So it was with great relief when we reached the temple, and a very startled temple keeper told us we could sleep there for free (but blanket rental was 1 rupee a night!) but we must leave our leather belts and shoes outside the complex. And, totally by accident, we realised that we had stumbled upon a beautiful ancient temple, built 1200 years ago. The temple keeper and local policeman came to help us unpack – and talk (they’d never met english people before) and they showed great interest in my packet of Marlboro, so I offered them one. The temple keeper then produced an index-finger sized lump of marijuana resin and gave it to us – so we quickly gave him a whole pack of smokes – and the rest of the night disappeared into a haze.
The next morning, my bro and I were washing in the river, and realised why the temple keeper had been so generous with his ganja. The whole of the beautiful valley was green – with mature marijuana plants! Even the cows were munching it. As we washed, a troupe of neatly-groomed schoolboys wandered past. Hatkoti, in the valley, was a central residential college for all the surrounding area. The boys invited us to visit their school, so we tagged along with them and met an adult who insisted we smoke a joint with him, then showed us through a door which led us directly onto a stage, around which the whole school – maybe 300 boys and 200 girls – were expectantly sitting.
"Sing us a song", commanded someone. "Not a slow one; a fast one". Now, I’d just spent a whole summer as a singer in a restaurant in Turkey, but acapella singing ain’t my forte.
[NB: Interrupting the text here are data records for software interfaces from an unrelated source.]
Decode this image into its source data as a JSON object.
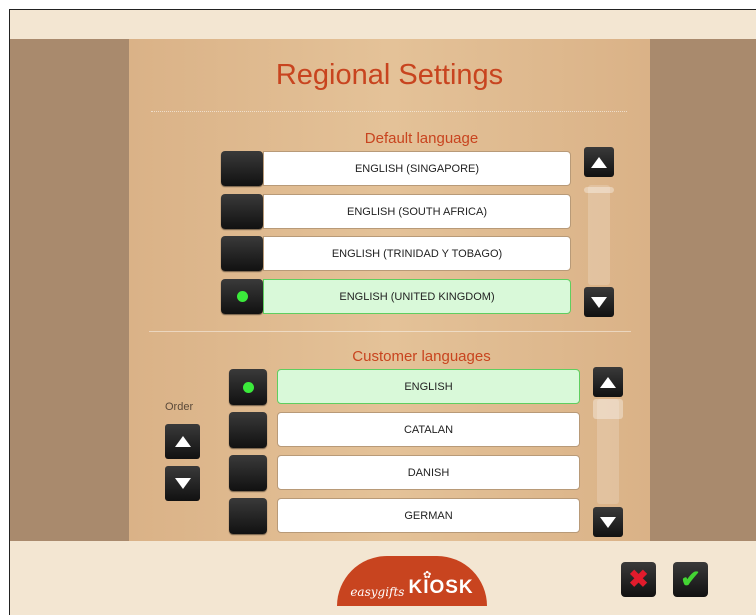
{
  "title": "Regional Settings",
  "default_language": {
    "heading": "Default language",
    "items": [
      {
        "label": "ENGLISH (SINGAPORE)",
        "selected": false
      },
      {
        "label": "ENGLISH (SOUTH AFRICA)",
        "selected": false
      },
      {
        "label": "ENGLISH (TRINIDAD Y TOBAGO)",
        "selected": false
      },
      {
        "label": "ENGLISH (UNITED KINGDOM)",
        "selected": true
      }
    ]
  },
  "customer_languages": {
    "heading": "Customer languages",
    "order_label": "Order",
    "items": [
      {
        "label": "ENGLISH",
        "selected": true
      },
      {
        "label": "CATALAN",
        "selected": false
      },
      {
        "label": "DANISH",
        "selected": false
      },
      {
        "label": "GERMAN",
        "selected": false
      }
    ]
  },
  "logo": {
    "prefix": "easygifts",
    "brand": "KIOSK"
  },
  "icons": {
    "scroll_up": "triangle-up-icon",
    "scroll_down": "triangle-down-icon",
    "cancel": "x-mark-icon",
    "confirm": "check-mark-icon"
  },
  "colors": {
    "accent_red": "#c8441f",
    "selected_row": "#d9f9d9",
    "selected_dot": "#3bea3b",
    "cancel_icon": "#e21b2c",
    "confirm_icon": "#43d433"
  }
}
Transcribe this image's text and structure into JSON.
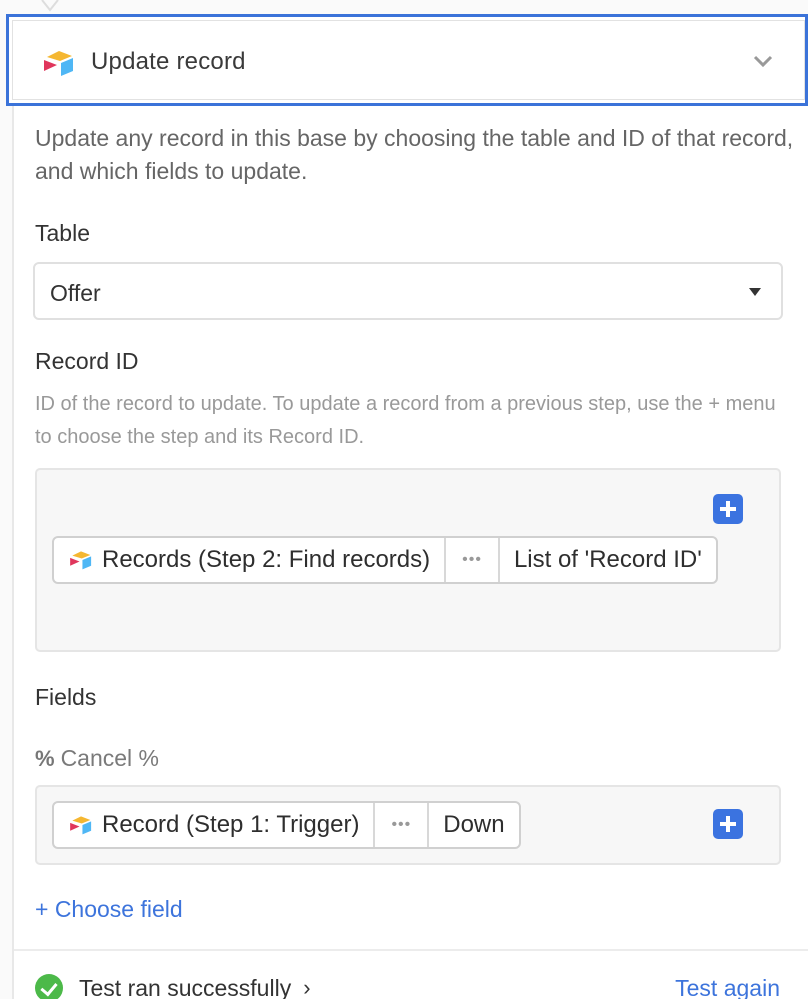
{
  "header": {
    "title": "Update record",
    "icon": "airtable-logo-icon",
    "toggle_icon": "chevron-down-icon"
  },
  "description": "Update any record in this base by choosing the table and ID of that record, and which fields to update.",
  "table": {
    "label": "Table",
    "selected": "Offer",
    "caret_icon": "caret-down-icon"
  },
  "record_id": {
    "label": "Record ID",
    "hint": "ID of the record to update. To update a record from a previous step, use the + menu to choose the step and its Record ID.",
    "token": {
      "source": "Records (Step 2: Find records)",
      "more": "•••",
      "field": "List of 'Record ID'"
    },
    "add_icon": "plus-icon"
  },
  "fields": {
    "label": "Fields",
    "items": [
      {
        "name": "Cancel %",
        "type_icon": "%",
        "token": {
          "source": "Record (Step 1: Trigger)",
          "more": "•••",
          "field": "Down"
        }
      }
    ],
    "choose_label": "+ Choose field"
  },
  "footer": {
    "status": "Test ran successfully",
    "status_arrow": "›",
    "test_again": "Test again"
  },
  "colors": {
    "accent": "#3b73e0",
    "success": "#4cb949",
    "link": "#3d74dc"
  }
}
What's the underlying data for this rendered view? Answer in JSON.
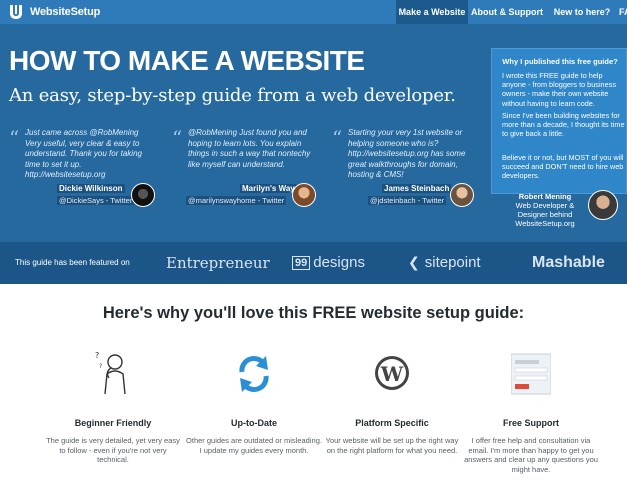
{
  "header": {
    "logo_text": "WebsiteSetup",
    "nav": [
      {
        "label": "Make a Website",
        "active": true
      },
      {
        "label": "About & Support",
        "active": false
      },
      {
        "label": "New to here?",
        "active": false
      },
      {
        "label": "FA",
        "active": false
      }
    ]
  },
  "hero": {
    "title": "HOW TO MAKE A WEBSITE",
    "subtitle": "An easy, step-by-step guide from a web developer.",
    "testimonials": [
      {
        "text": "Just came across @RobMening Very useful, very clear & easy to understand. Thank you for taking time to set it up. http://websitesetup.org",
        "name": "Dickie Wilkinson",
        "handle": "@DickieSays - Twitter"
      },
      {
        "text": "@RobMening Just found you and hoping to learn lots. You explain things in such a way that nontechy like myself can understand.",
        "name": "Marilyn's Way",
        "handle": "@marilynswayhome - Twitter"
      },
      {
        "text": "Starting your very 1st website or helping someone who is? http://websitesetup.org has some great walkthroughs for domain, hosting & CMS!",
        "name": "James Steinbach",
        "handle": "@jdsteinbach - Twitter"
      }
    ],
    "why_box": {
      "title": "Why I published this free guide?",
      "p1": "I wrote this FREE guide to help anyone - from bloggers to business owners - make their own website without having to learn code.",
      "p2": "Since I've been building websites for more than a decade, I thought its time to give back a little.",
      "p3": "Believe it or not, but MOST of you will succeed and DON'T need to hire web developers."
    },
    "author": {
      "name": "Robert Mening",
      "role": "Web Developer &",
      "role2": "Designer behind",
      "site": "WebsiteSetup.org"
    }
  },
  "featured": {
    "label": "This guide has been featured on",
    "publications": [
      "Entrepreneur",
      "99",
      "designs",
      "sitepoint",
      "Mashable"
    ]
  },
  "features_section": {
    "title": "Here's why you'll love this FREE website setup guide:",
    "items": [
      {
        "title": "Beginner Friendly",
        "desc": "The guide is very detailed, yet very easy to follow - even if you're not very technical.",
        "icon": "thinking-person-icon"
      },
      {
        "title": "Up-to-Date",
        "desc": "Other guides are outdated or misleading. I update my guides every month.",
        "icon": "refresh-icon"
      },
      {
        "title": "Platform Specific",
        "desc": "Your website will be set up the right way on the right platform for what you need.",
        "icon": "wordpress-icon"
      },
      {
        "title": "Free Support",
        "desc": "I offer free help and consultation via email. I'm more than happy to get you answers and clear up any questions you might have.",
        "icon": "support-form-icon"
      }
    ]
  },
  "colors": {
    "topbar": "#2f7ab8",
    "hero": "#25699f",
    "featured": "#1c5688",
    "why_box": "#2f86c9"
  }
}
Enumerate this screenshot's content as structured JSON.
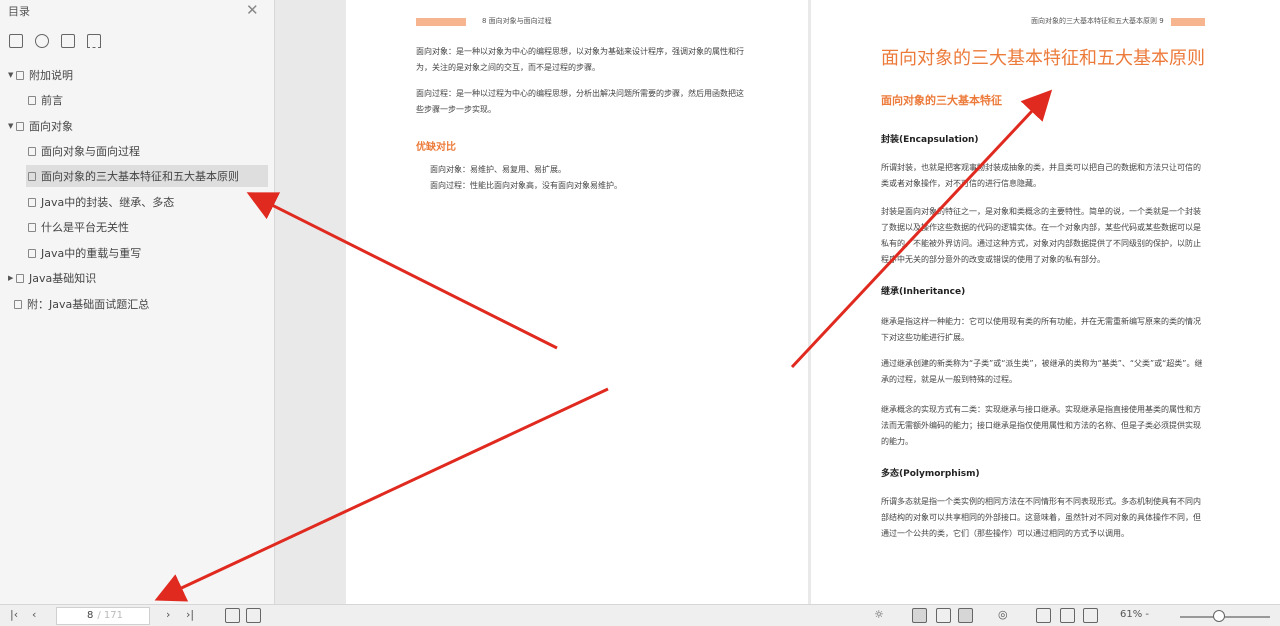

In a ganja-induced flash of genius, I had everyone clapping rhythmically as bro and I began with the Beatles’ Yellow Submarine:
"In the town [clap clap] where I was born [clap clap]…".
Then it was question time; we gave advice on how one addresses the Queen, an explanation of the UK post code system, tips on how to date American girls (like I’d know!) and then, the ubiquitous question of travellers in India: "Why are you visiting India?". In a flash of ganja-induced stupidity, I replied "I’m looking for an Indian girl to marry". Stupid, stupid me. As we left the auditorium, there was a line of beautiful Indian schoolgirls (a perennial fantasy of mine, I freely confess). The lad who orginally met us introduced them one by one to me.
"This is Sangita Gupta"Me:
"Namaste, Mr Bruce"Helpful lad: (confidentially):
"Do you love her?"Me (shamefacedly):
"It’s .. er .. a bit too early to tell."Helpful lad:
"OK. So, this is Nabeela Mohammed"etc etc
Now, Hatkoti seems well-established on the tourist map, and has a flourishing trade in dowry-free marriages which are a wonderful idea. But to me, it’s the place where I almost got an accidental Indian bride.